After the RIAA broke their “promise” not to sue additional people for allegedly illegal file sharing, details are coming out regarding some “restrictions” being placed on one particular lawsuit, in which the RIAA has decided to play Homeland Security and is seeking to search the contents of a defendant’s hard drive for evidence of dirty deeds. Bending like a wet noodle to the RIAA’s demands, a judge has issued a “protective order” (PDF file) permitting the search, but with limitations and restrictions on who can see the contents, and exactly what contents supposedly can be seen.
As if the idea of a private lobbying group who only thinks it’s a law enforcement agency prying into your hard drive isn’t chilling enough, the restrictions (in digest form) are a bit absurd.
In a nutshell, the RIAA gets to pick a forensics expert, and the defendant gets to cart their computer to the the RIAA’s lawyers’ offices. There, the expert makes a “mirror image” of the hard drive, where they will look for evidence of file sharing, or evidence that the drive has been wiped. Because, you know, if you wipe your hard drive of any data whatsoever, that automatically makes you guilty of file sharing, right?
There are certain restrictions to this order meant to “protect” the defendant. For instance, the forensics expert must sign a confidentiality agreement, must agree not to look at a bunch of “non-relevant” videos, documents and web page files or history, and the plaintiffs themselves are prohibited from accessing the hard disk or mirror image. But really, c’mon! Once you have a mirror image of your hard drive out there, what control really does the defendant have over that data once it leaves their sight?
There are other questions, too. For instance: what constitutes a “non-relevant” file? If a “forensic expert” wants to determine if a certain file is “relevant,” wouldn’t they have to examine it?
I work with confidential work documents all the time.
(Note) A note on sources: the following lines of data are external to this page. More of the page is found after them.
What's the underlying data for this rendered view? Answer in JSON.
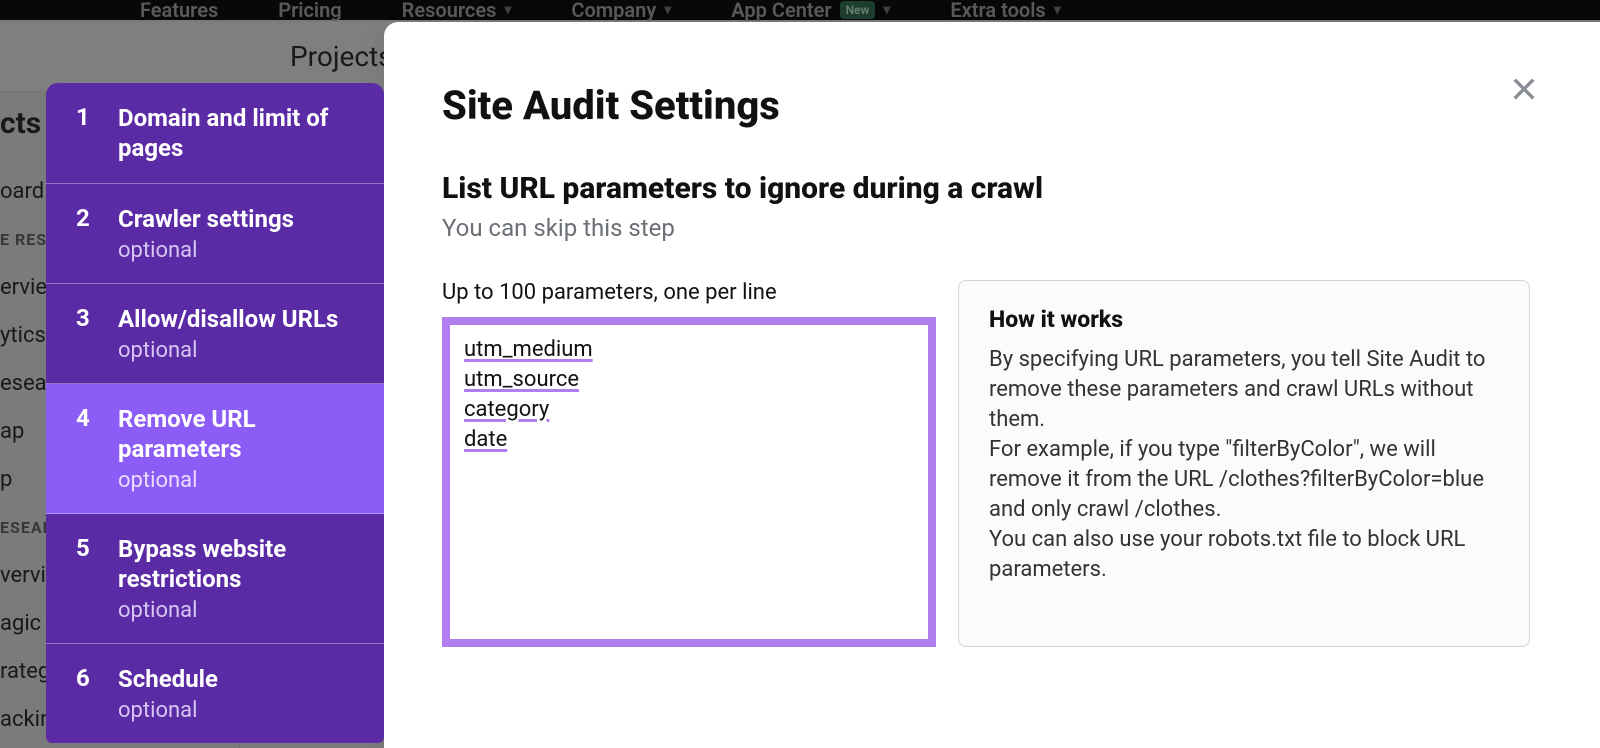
{
  "topnav": {
    "items": [
      {
        "label": "Features"
      },
      {
        "label": "Pricing"
      },
      {
        "label": "Resources",
        "caret": true
      },
      {
        "label": "Company",
        "caret": true
      },
      {
        "label": "App Center",
        "pill": "New",
        "caret": true
      },
      {
        "label": "Extra tools",
        "caret": true
      }
    ]
  },
  "page": {
    "section": "Projects"
  },
  "left_nav_fragments": {
    "items": [
      "cts",
      "oard",
      "E RES",
      "erview",
      "ytics",
      "esearch",
      "ap",
      "p",
      "ESEAF",
      "vervie",
      "agic",
      "rateg",
      "acking"
    ]
  },
  "steps": [
    {
      "n": "1",
      "title": "Domain and limit of pages",
      "optional": false
    },
    {
      "n": "2",
      "title": "Crawler settings",
      "optional": true
    },
    {
      "n": "3",
      "title": "Allow/disallow URLs",
      "optional": true
    },
    {
      "n": "4",
      "title": "Remove URL parameters",
      "optional": true,
      "active": true
    },
    {
      "n": "5",
      "title": "Bypass website restrictions",
      "optional": true
    },
    {
      "n": "6",
      "title": "Schedule",
      "optional": true
    }
  ],
  "optional_label": "optional",
  "modal": {
    "title": "Site Audit Settings",
    "subtitle": "List URL parameters to ignore during a crawl",
    "hint": "You can skip this step",
    "field_label": "Up to 100 parameters, one per line",
    "textarea_value": "utm_medium\nutm_source\ncategory\ndate",
    "info_title": "How it works",
    "info_body": "By specifying URL parameters, you tell Site Audit to remove these parameters and crawl URLs without them.\nFor example, if you type \"filterByColor\", we will remove it from the URL /clothes?filterByColor=blue and only crawl /clothes.\nYou can also use your robots.txt file to block URL parameters."
  }
}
If I delete them from my computer, I do so securely merely because I don’t want to take the chance my machine could get hacked, stolen, whatever, and confidential data belonging to others exposed. But that doesn’t mean I’m file sharing, nor does it mean I’m even eliminating potential incriminating “evidence.” It would seem, however, that the recording industry would immediately assume the worst.
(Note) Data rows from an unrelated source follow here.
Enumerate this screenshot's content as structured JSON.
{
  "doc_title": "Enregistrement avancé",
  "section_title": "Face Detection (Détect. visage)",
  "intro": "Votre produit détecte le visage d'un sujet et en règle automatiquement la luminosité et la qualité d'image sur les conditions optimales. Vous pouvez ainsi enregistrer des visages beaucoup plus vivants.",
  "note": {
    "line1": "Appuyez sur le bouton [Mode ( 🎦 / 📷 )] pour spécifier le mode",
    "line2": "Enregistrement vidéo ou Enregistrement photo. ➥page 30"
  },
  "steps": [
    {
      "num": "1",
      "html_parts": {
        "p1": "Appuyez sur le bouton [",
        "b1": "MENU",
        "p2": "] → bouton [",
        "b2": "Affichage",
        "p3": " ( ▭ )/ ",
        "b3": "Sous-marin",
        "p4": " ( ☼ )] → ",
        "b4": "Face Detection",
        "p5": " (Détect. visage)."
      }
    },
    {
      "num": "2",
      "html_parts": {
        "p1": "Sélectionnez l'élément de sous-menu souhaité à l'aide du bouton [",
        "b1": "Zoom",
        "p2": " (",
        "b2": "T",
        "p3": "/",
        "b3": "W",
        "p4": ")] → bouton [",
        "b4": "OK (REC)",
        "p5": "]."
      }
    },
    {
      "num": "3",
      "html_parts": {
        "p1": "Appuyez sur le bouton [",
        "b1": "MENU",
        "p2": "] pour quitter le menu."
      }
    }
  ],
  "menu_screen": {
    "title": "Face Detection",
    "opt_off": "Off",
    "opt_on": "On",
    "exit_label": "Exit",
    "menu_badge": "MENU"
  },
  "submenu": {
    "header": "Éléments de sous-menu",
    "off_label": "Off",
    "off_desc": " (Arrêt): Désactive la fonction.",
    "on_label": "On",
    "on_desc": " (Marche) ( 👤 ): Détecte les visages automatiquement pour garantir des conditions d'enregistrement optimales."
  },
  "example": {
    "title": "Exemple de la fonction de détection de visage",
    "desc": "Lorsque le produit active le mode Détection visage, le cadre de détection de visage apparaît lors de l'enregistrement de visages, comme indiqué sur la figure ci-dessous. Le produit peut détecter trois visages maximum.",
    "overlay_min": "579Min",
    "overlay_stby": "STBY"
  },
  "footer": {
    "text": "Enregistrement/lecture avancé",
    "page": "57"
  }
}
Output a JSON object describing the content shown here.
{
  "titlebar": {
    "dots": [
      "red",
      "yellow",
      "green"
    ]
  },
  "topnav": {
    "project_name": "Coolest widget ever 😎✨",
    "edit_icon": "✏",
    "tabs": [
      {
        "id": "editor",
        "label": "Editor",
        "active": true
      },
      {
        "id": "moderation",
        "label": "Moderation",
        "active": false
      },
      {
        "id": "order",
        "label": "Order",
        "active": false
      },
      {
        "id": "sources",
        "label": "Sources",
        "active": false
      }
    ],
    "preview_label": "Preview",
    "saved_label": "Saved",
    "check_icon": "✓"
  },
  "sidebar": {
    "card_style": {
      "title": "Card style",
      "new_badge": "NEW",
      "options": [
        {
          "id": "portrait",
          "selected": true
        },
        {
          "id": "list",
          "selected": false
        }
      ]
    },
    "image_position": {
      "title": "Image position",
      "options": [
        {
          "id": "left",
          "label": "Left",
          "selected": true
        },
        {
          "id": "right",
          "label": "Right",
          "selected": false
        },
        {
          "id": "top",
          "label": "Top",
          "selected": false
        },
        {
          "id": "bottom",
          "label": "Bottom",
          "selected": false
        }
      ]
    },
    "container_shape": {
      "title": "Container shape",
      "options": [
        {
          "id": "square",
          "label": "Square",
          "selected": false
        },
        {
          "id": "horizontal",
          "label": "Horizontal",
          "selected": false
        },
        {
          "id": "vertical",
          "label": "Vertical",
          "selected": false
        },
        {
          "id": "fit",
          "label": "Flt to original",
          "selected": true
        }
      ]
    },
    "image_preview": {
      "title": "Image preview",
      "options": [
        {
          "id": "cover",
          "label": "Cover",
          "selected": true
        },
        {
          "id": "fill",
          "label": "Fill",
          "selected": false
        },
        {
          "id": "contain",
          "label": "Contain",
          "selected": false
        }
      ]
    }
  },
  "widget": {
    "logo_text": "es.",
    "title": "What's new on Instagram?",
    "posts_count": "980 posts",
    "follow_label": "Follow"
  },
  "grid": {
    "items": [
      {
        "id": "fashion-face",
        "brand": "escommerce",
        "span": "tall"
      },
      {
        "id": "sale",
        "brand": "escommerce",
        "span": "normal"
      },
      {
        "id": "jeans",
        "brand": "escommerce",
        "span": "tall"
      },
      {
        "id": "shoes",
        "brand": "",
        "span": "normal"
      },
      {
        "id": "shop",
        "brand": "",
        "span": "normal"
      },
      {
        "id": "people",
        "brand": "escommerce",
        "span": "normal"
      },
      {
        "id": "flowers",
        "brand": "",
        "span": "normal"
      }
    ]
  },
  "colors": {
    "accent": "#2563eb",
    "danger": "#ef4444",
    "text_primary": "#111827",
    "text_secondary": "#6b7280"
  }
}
It’s easy for someone who’s not under the microscope to sit back and say “I don’t care. I’m doing nothing illegal.” But it isn’t necessarily about that. There are perfectly legitimate actions – securely erasing files, legally ripping your CD collection to MP3s for personal use only, even using bittorrent software and legally torrenting certain files – which, when taken out of context, can be made to falsely imply impropriety.
Besides, let’s be practical here. Everyone, and I mean, everyone has something on their computer they’d rather not have other people see. Maybe it isn’t something juicy like, naughty pics or videos, but it could be those embarrassing flirty letters to someone in the office, e-mails to family members about that nasty medical problem, or even just your bank passwords. If someone rifles through your stuff, do you ever really feel comfortable again?
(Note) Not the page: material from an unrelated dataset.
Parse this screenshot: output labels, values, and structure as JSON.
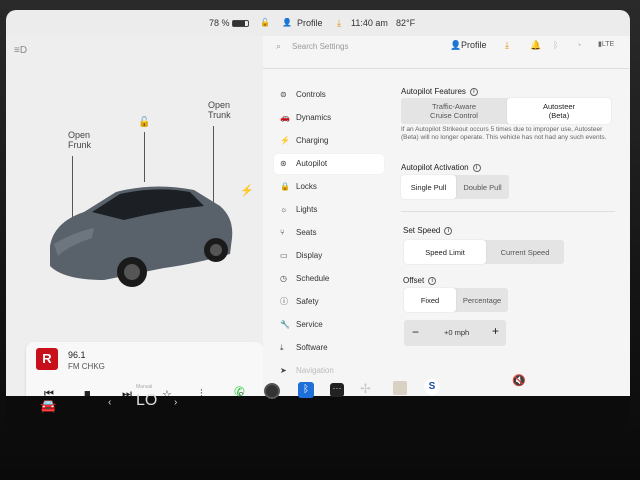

The RIAA is clearly going on a fishing expedition. And the courts, sadly, are sitting back and letting them.